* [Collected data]
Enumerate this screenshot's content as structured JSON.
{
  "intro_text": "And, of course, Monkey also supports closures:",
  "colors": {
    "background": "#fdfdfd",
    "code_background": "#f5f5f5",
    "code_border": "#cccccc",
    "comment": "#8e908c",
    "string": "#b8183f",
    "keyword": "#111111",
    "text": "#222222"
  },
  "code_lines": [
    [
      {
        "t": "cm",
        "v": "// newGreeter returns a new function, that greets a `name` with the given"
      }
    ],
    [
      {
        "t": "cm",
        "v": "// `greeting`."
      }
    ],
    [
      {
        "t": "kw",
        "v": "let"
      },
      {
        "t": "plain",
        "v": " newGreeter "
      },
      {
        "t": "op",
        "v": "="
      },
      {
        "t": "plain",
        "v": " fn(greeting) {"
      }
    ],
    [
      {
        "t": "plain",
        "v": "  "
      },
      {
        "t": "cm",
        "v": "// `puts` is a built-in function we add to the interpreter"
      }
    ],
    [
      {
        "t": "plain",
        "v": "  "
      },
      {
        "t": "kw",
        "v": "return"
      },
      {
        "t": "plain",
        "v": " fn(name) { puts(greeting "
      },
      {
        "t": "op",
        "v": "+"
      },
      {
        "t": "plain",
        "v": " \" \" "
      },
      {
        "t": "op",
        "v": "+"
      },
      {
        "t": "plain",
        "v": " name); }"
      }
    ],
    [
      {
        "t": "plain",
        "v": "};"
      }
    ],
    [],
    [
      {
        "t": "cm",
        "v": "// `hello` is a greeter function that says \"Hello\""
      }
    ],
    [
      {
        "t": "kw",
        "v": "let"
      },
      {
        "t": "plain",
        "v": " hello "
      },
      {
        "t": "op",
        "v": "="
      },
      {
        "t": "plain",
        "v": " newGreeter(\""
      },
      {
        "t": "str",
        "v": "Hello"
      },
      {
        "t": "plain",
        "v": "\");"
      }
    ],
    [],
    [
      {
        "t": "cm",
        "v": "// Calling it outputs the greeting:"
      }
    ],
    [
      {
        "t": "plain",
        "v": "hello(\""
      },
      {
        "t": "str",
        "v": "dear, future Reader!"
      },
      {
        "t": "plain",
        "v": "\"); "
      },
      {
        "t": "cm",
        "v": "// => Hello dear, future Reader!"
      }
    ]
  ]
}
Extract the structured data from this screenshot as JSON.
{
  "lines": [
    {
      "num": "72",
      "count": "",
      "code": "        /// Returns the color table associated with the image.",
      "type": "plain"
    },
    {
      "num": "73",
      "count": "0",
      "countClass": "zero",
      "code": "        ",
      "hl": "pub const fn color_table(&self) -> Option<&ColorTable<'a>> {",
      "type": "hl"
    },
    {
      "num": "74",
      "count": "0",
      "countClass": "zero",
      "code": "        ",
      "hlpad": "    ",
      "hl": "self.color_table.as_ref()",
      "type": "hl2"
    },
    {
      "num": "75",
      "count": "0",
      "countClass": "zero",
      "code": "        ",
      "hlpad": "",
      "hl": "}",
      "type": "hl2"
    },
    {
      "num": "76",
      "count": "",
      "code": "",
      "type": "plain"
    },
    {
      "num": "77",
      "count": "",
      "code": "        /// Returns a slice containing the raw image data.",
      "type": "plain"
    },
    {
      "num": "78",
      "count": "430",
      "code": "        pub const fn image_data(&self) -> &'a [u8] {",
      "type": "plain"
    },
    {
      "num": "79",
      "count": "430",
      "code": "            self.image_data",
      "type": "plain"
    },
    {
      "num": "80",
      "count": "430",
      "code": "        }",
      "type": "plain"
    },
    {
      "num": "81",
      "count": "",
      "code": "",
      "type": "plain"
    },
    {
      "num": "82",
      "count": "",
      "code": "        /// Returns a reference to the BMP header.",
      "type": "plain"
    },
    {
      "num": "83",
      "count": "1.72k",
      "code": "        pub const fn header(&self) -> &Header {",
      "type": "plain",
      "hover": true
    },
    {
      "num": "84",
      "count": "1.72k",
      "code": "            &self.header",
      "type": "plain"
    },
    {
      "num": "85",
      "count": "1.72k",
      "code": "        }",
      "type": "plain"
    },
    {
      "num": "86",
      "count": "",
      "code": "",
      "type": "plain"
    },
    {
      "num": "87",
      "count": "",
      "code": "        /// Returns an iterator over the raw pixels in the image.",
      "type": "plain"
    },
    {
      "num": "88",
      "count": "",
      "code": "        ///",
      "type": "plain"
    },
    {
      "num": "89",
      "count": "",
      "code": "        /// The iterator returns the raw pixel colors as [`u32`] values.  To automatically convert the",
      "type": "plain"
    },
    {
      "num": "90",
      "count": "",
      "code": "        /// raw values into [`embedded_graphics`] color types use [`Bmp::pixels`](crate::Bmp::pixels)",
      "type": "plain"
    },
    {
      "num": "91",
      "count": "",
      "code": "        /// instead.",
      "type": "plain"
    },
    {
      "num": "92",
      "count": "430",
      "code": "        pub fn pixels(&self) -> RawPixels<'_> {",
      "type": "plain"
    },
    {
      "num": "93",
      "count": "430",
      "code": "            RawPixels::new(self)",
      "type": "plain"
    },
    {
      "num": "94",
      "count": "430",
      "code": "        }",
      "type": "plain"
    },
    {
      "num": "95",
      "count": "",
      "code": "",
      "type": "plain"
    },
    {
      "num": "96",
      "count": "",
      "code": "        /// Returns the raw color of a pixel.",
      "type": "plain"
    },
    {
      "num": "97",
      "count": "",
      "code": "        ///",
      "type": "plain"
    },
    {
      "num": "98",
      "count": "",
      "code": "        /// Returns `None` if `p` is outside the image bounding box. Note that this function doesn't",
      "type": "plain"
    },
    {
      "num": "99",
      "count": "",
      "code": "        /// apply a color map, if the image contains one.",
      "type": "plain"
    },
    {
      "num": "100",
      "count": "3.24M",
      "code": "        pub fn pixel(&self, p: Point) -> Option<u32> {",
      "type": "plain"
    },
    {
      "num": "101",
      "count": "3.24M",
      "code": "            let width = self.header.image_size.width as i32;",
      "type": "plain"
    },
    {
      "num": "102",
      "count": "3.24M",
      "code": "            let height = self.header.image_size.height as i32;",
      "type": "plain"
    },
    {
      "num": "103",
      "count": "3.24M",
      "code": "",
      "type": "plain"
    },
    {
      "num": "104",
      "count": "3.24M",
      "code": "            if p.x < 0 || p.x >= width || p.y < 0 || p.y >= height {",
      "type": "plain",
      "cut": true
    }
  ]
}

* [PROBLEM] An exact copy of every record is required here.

* [RESULT OF THE TASK]
Enumerate this screenshot's content as structured JSON.
{
  "intro_text": "And, of course, Monkey also supports closures:",
  "colors": {
    "background": "#fdfdfd",
    "code_background": "#f5f5f5",
    "code_border": "#cccccc",
    "comment": "#8e908c",
    "string": "#b8183f",
    "keyword": "#111111",
    "text": "#222222"
  },
  "code_lines": [
    [
      {
        "t": "cm",
        "v": "// newGreeter returns a new function, that greets a `name` with the given"
      }
    ],
    [
      {
        "t": "cm",
        "v": "// `greeting`."
      }
    ],
    [
      {
        "t": "kw",
        "v": "let"
      },
      {
        "t": "plain",
        "v": " newGreeter "
      },
      {
        "t": "op",
        "v": "="
      },
      {
        "t": "plain",
        "v": " fn(greeting) {"
      }
    ],
    [
      {
        "t": "plain",
        "v": "  "
      },
      {
        "t": "cm",
        "v": "// `puts` is a built-in function we add to the interpreter"
      }
    ],
    [
      {
        "t": "plain",
        "v": "  "
      },
      {
        "t": "kw",
        "v": "return"
      },
      {
        "t": "plain",
        "v": " fn(name) { puts(greeting "
      },
      {
        "t": "op",
        "v": "+"
      },
      {
        "t": "plain",
        "v": " \" \" "
      },
      {
        "t": "op",
        "v": "+"
      },
      {
        "t": "plain",
        "v": " name); }"
      }
    ],
    [
      {
        "t": "plain",
        "v": "};"
      }
    ],
    [],
    [
      {
        "t": "cm",
        "v": "// `hello` is a greeter function that says \"Hello\""
      }
    ],
    [
      {
        "t": "kw",
        "v": "let"
      },
      {
        "t": "plain",
        "v": " hello "
      },
      {
        "t": "op",
        "v": "="
      },
      {
        "t": "plain",
        "v": " newGreeter(\""
      },
      {
        "t": "str",
        "v": "Hello"
      },
      {
        "t": "plain",
        "v": "\");"
      }
    ],
    [],
    [
      {
        "t": "cm",
        "v": "// Calling it outputs the greeting:"
      }
    ],
    [
      {
        "t": "plain",
        "v": "hello(\""
      },
      {
        "t": "str",
        "v": "dear, future Reader!"
      },
      {
        "t": "plain",
        "v": "\"); "
      },
      {
        "t": "cm",
        "v": "// => Hello dear, future Reader!"
      }
    ]
  ]
}
Extract the structured data from this screenshot as JSON.
{
  "lines": [
    {
      "num": "72",
      "count": "",
      "code": "        /// Returns the color table associated with the image.",
      "type": "plain"
    },
    {
      "num": "73",
      "count": "0",
      "countClass": "zero",
      "code": "        ",
      "hl": "pub const fn color_table(&self) -> Option<&ColorTable<'a>> {",
      "type": "hl"
    },
    {
      "num": "74",
      "count": "0",
      "countClass": "zero",
      "code": "        ",
      "hlpad": "    ",
      "hl": "self.color_table.as_ref()",
      "type": "hl2"
    },
    {
      "num": "75",
      "count": "0",
      "countClass": "zero",
      "code": "        ",
      "hlpad": "",
      "hl": "}",
      "type": "hl2"
    },
    {
      "num": "76",
      "count": "",
      "code": "",
      "type": "plain"
    },
    {
      "num": "77",
      "count": "",
      "code": "        /// Returns a slice containing the raw image data.",
      "type": "plain"
    },
    {
      "num": "78",
      "count": "430",
      "code": "        pub const fn image_data(&self) -> &'a [u8] {",
      "type": "plain"
    },
    {
      "num": "79",
      "count": "430",
      "code": "            self.image_data",
      "type": "plain"
    },
    {
      "num": "80",
      "count": "430",
      "code": "        }",
      "type": "plain"
    },
    {
      "num": "81",
      "count": "",
      "code": "",
      "type": "plain"
    },
    {
      "num": "82",
      "count": "",
      "code": "        /// Returns a reference to the BMP header.",
      "type": "plain"
    },
    {
      "num": "83",
      "count": "1.72k",
      "code": "        pub const fn header(&self) -> &Header {",
      "type": "plain",
      "hover": true
    },
    {
      "num": "84",
      "count": "1.72k",
      "code": "            &self.header",
      "type": "plain"
    },
    {
      "num": "85",
      "count": "1.72k",
      "code": "        }",
      "type": "plain"
    },
    {
      "num": "86",
      "count": "",
      "code": "",
      "type": "plain"
    },
    {
      "num": "87",
      "count": "",
      "code": "        /// Returns an iterator over the raw pixels in the image.",
      "type": "plain"
    },
    {
      "num": "88",
      "count": "",
      "code": "        ///",
      "type": "plain"
    },
    {
      "num": "89",
      "count": "",
      "code": "        /// The iterator returns the raw pixel colors as [`u32`] values.  To automatically convert the",
      "type": "plain"
    },
    {
      "num": "90",
      "count": "",
      "code": "        /// raw values into [`embedded_graphics`] color types use [`Bmp::pixels`](crate::Bmp::pixels)",
      "type": "plain"
    },
    {
      "num": "91",
      "count": "",
      "code": "        /// instead.",
      "type": "plain"
    },
    {
      "num": "92",
      "count": "430",
      "code": "        pub fn pixels(&self) -> RawPixels<'_> {",
      "type": "plain"
    },
    {
      "num": "93",
      "count": "430",
      "code": "            RawPixels::new(self)",
      "type": "plain"
    },
    {
      "num": "94",
      "count": "430",
      "code": "        }",
      "type": "plain"
    },
    {
      "num": "95",
      "count": "",
      "code": "",
      "type": "plain"
    },
    {
      "num": "96",
      "count": "",
      "code": "        /// Returns the raw color of a pixel.",
      "type": "plain"
    },
    {
      "num": "97",
      "count": "",
      "code": "        ///",
      "type": "plain"
    },
    {
      "num": "98",
      "count": "",
      "code": "        /// Returns `None` if `p` is outside the image bounding box. Note that this function doesn't",
      "type": "plain"
    },
    {
      "num": "99",
      "count": "",
      "code": "        /// apply a color map, if the image contains one.",
      "type": "plain"
    },
    {
      "num": "100",
      "count": "3.24M",
      "code": "        pub fn pixel(&self, p: Point) -> Option<u32> {",
      "type": "plain"
    },
    {
      "num": "101",
      "count": "3.24M",
      "code": "            let width = self.header.image_size.width as i32;",
      "type": "plain"
    },
    {
      "num": "102",
      "count": "3.24M",
      "code": "            let height = self.header.image_size.height as i32;",
      "type": "plain"
    },
    {
      "num": "103",
      "count": "3.24M",
      "code": "",
      "type": "plain"
    },
    {
      "num": "104",
      "count": "3.24M",
      "code": "            if p.x < 0 || p.x >= width || p.y < 0 || p.y >= height {",
      "type": "plain",
      "cut": true
    }
  ]
}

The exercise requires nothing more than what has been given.